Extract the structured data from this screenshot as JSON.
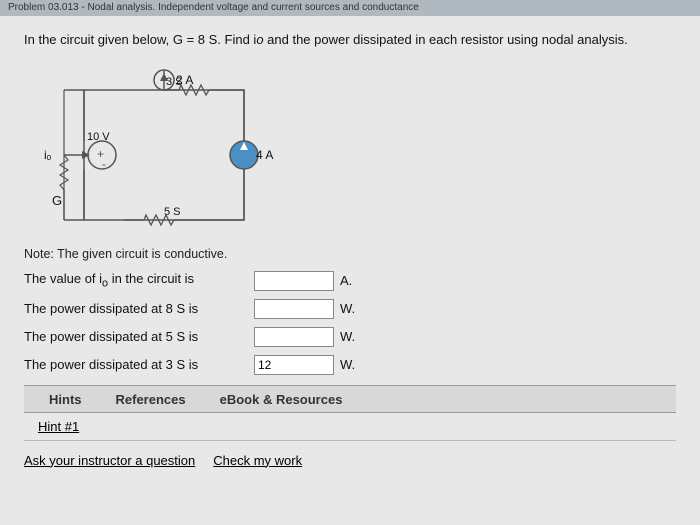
{
  "header": {
    "text": "Problem 03.013 - Nodal analysis. Independent voltage and current sources and conductance"
  },
  "problem": {
    "statement": "In the circuit given below, G = 8 S. Find i",
    "subscript": "o",
    "statement2": " and the power dissipated in each resistor using nodal analysis."
  },
  "circuit": {
    "current_source_top": "2 A",
    "voltage_source": "10 V",
    "resistor_3s": "3 S",
    "resistor_5s": "5 S",
    "current_source_right": "4 A",
    "conductance": "G",
    "current_label": "iₒ"
  },
  "note": {
    "text": "Note: The given circuit is conductive."
  },
  "questions": [
    {
      "label": "The value of iₒ in the circuit is",
      "input_value": "",
      "unit": "A."
    },
    {
      "label": "The power dissipated at 8 S is",
      "input_value": "",
      "unit": "W."
    },
    {
      "label": "The power dissipated at 5 S is",
      "input_value": "",
      "unit": "W."
    },
    {
      "label": "The power dissipated at 3 S is",
      "input_value": "12",
      "unit": "W."
    }
  ],
  "tabs": [
    {
      "label": "Hints",
      "active": false
    },
    {
      "label": "References",
      "active": false
    },
    {
      "label": "eBook & Resources",
      "active": false
    }
  ],
  "hint": {
    "text": "Hint #1"
  },
  "links": [
    {
      "label": "Ask your instructor a question"
    },
    {
      "label": "Check my work"
    }
  ]
}
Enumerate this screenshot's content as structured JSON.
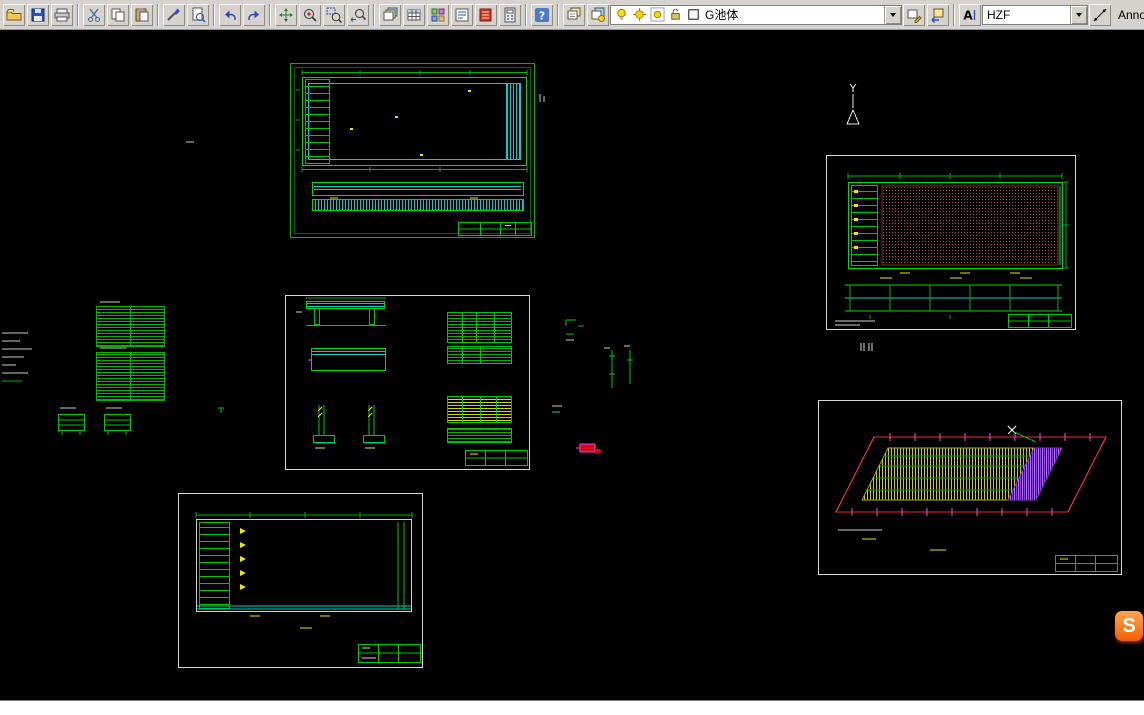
{
  "app": {
    "toolbar_background": "#d6d3ce",
    "canvas_background": "#000000"
  },
  "standard_toolbar": {
    "buttons": [
      {
        "name": "open",
        "title": "Open"
      },
      {
        "name": "save",
        "title": "Save"
      },
      {
        "name": "plot",
        "title": "Plot"
      },
      {
        "name": "cut",
        "title": "Cut to Clipboard"
      },
      {
        "name": "copy",
        "title": "Copy to Clipboard"
      },
      {
        "name": "paste",
        "title": "Paste from Clipboard"
      },
      {
        "name": "match-properties",
        "title": "Match Properties"
      },
      {
        "name": "plot-preview",
        "title": "Plot Preview"
      },
      {
        "name": "undo",
        "title": "Undo"
      },
      {
        "name": "redo",
        "title": "Redo"
      },
      {
        "name": "pan",
        "title": "Pan Realtime"
      },
      {
        "name": "zoom-realtime",
        "title": "Zoom Realtime"
      },
      {
        "name": "zoom-window",
        "title": "Zoom Window"
      },
      {
        "name": "zoom-previous",
        "title": "Zoom Previous"
      },
      {
        "name": "layer-properties",
        "title": "Layer Properties Manager"
      },
      {
        "name": "table",
        "title": "Table"
      },
      {
        "name": "designcenter",
        "title": "DesignCenter"
      },
      {
        "name": "sheet-set",
        "title": "Sheet Set Manager"
      },
      {
        "name": "dbconnect",
        "title": "dbConnect"
      },
      {
        "name": "quickcalc",
        "title": "QuickCalc"
      },
      {
        "name": "help",
        "title": "Help"
      }
    ]
  },
  "layer_toolbar": {
    "layer_manager_title": "Layer Properties Manager",
    "layer_states_title": "Layer States Manager",
    "current_layer": "G池体",
    "make_current_title": "Make Object's Layer Current",
    "layer_previous_title": "Layer Previous"
  },
  "style_toolbar": {
    "text_style_title": "Text Style",
    "text_style": "HZF",
    "dim_style_title": "Dimension Style",
    "annotation_label": "Annotati"
  },
  "command_bar": {
    "text": ""
  },
  "watermark": {
    "letter": "S"
  },
  "cad_colors": {
    "entity_green": "#00c800",
    "entity_cyan": "#00cdcd",
    "entity_yellow": "#e8e800",
    "entity_red": "#e03030",
    "entity_magenta": "#ff40ff",
    "hatch_brown": "#b04818",
    "sheet_border": "#d8d8d8"
  }
}
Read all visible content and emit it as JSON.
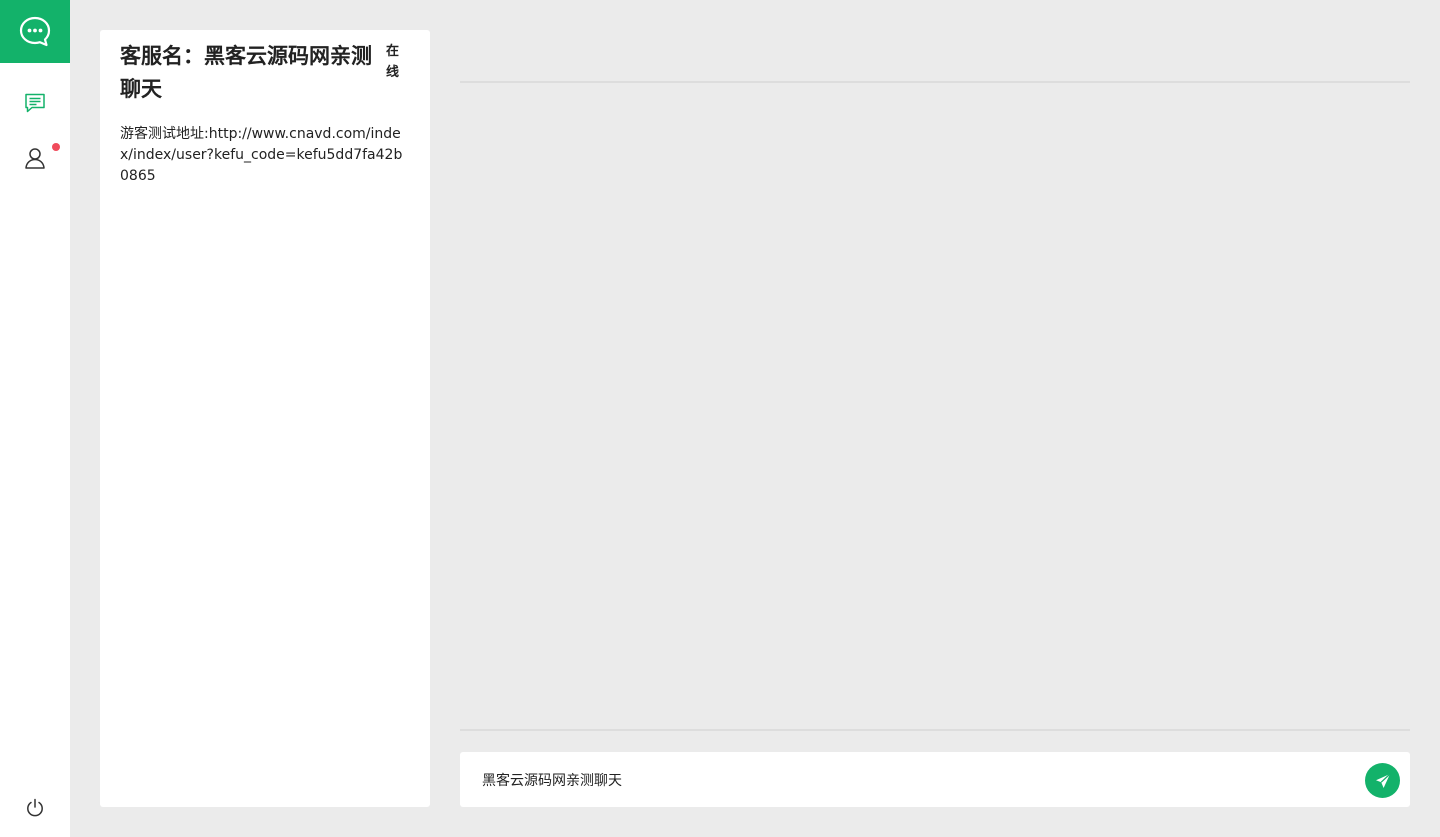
{
  "nav": {
    "logo_icon": "chat-bubble-icon",
    "items": [
      {
        "icon": "message-icon",
        "active": true
      },
      {
        "icon": "user-icon",
        "has_badge": true
      }
    ],
    "bottom_icon": "power-icon",
    "accent_color": "#13b26a",
    "badge_color": "#f04b5b"
  },
  "info": {
    "title": "客服名：黑客云源码网亲测聊天",
    "status": "在线",
    "description": "游客测试地址:http://www.cnavd.com/index/index/user?kefu_code=kefu5dd7fa42b0865"
  },
  "composer": {
    "value": "黑客云源码网亲测聊天",
    "send_icon": "paper-plane-icon"
  }
}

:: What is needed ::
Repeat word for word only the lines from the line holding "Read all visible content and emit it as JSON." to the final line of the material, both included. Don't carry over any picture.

:: Task result ::
Read all visible content and emit it as JSON.
{
  "nav": {
    "logo_icon": "chat-bubble-icon",
    "items": [
      {
        "icon": "message-icon",
        "active": true
      },
      {
        "icon": "user-icon",
        "has_badge": true
      }
    ],
    "bottom_icon": "power-icon",
    "accent_color": "#13b26a",
    "badge_color": "#f04b5b"
  },
  "info": {
    "title": "客服名：黑客云源码网亲测聊天",
    "status": "在线",
    "description": "游客测试地址:http://www.cnavd.com/index/index/user?kefu_code=kefu5dd7fa42b0865"
  },
  "composer": {
    "value": "黑客云源码网亲测聊天",
    "send_icon": "paper-plane-icon"
  }
}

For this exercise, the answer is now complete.